_Task directions:_ Whenever a line of the data below holds the string "calendar", copy that line.
*** Opening of Information provided ***
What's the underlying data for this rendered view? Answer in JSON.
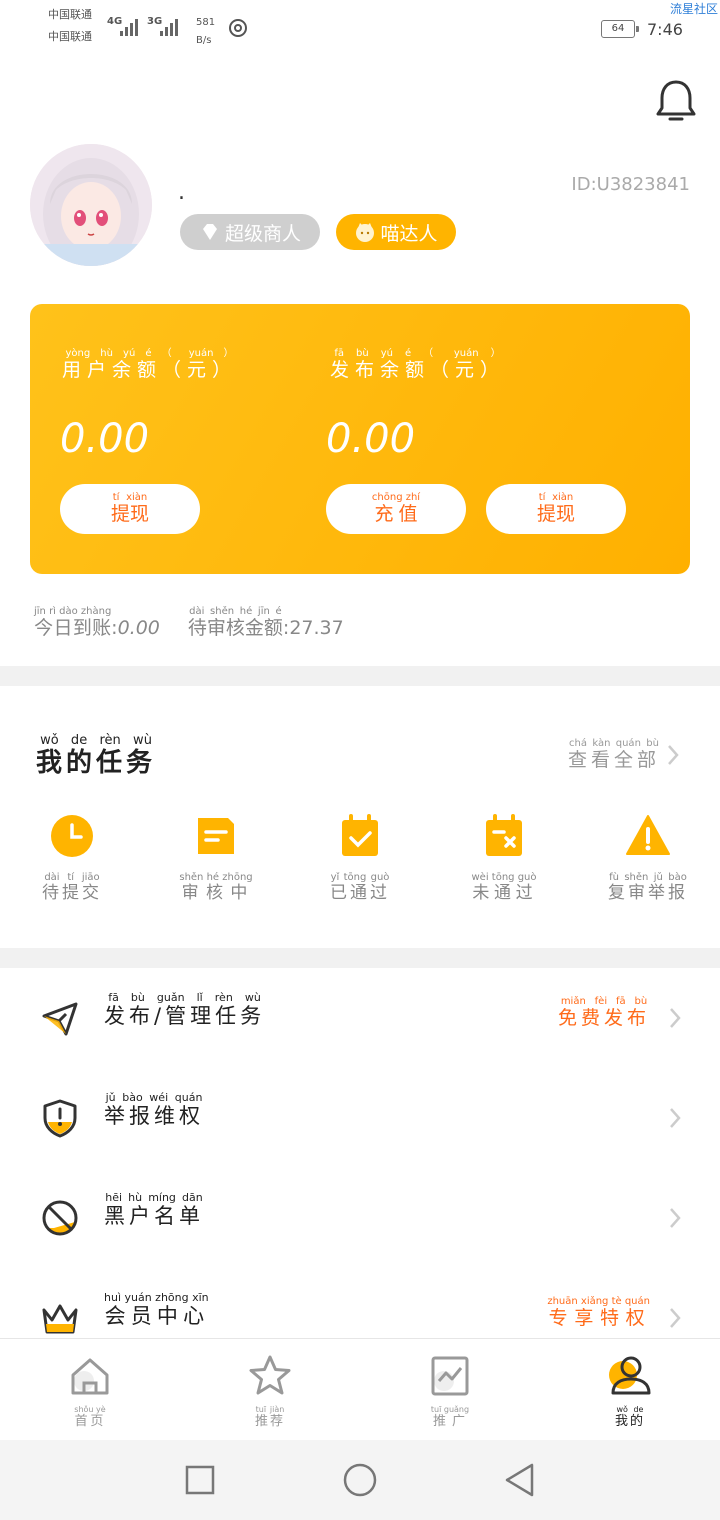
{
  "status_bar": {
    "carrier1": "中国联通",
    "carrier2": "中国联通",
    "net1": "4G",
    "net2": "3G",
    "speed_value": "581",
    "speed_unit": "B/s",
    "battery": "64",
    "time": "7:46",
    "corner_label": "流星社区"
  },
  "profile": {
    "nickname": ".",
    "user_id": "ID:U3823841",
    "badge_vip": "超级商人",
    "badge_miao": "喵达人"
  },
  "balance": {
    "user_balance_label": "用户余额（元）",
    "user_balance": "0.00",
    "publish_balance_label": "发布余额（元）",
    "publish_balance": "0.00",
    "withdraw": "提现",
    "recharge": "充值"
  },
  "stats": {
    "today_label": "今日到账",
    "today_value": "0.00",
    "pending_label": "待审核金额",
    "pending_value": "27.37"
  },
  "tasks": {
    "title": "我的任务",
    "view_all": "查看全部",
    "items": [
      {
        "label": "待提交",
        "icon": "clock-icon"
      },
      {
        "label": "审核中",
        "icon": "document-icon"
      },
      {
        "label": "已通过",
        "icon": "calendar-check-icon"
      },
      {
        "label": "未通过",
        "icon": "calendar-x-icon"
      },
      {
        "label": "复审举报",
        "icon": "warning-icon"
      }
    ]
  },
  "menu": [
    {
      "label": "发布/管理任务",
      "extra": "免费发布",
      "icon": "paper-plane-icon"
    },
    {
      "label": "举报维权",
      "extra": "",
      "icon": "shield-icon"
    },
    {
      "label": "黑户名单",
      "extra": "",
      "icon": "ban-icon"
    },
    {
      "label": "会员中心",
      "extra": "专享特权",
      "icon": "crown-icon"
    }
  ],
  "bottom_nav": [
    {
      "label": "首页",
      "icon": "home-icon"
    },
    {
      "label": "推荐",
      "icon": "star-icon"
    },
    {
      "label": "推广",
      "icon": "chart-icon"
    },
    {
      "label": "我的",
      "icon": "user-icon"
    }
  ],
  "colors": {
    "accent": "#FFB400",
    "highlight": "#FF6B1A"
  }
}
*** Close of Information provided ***
_Reply:_
        "icon": "calendar-check-icon"
        "icon": "calendar-x-icon"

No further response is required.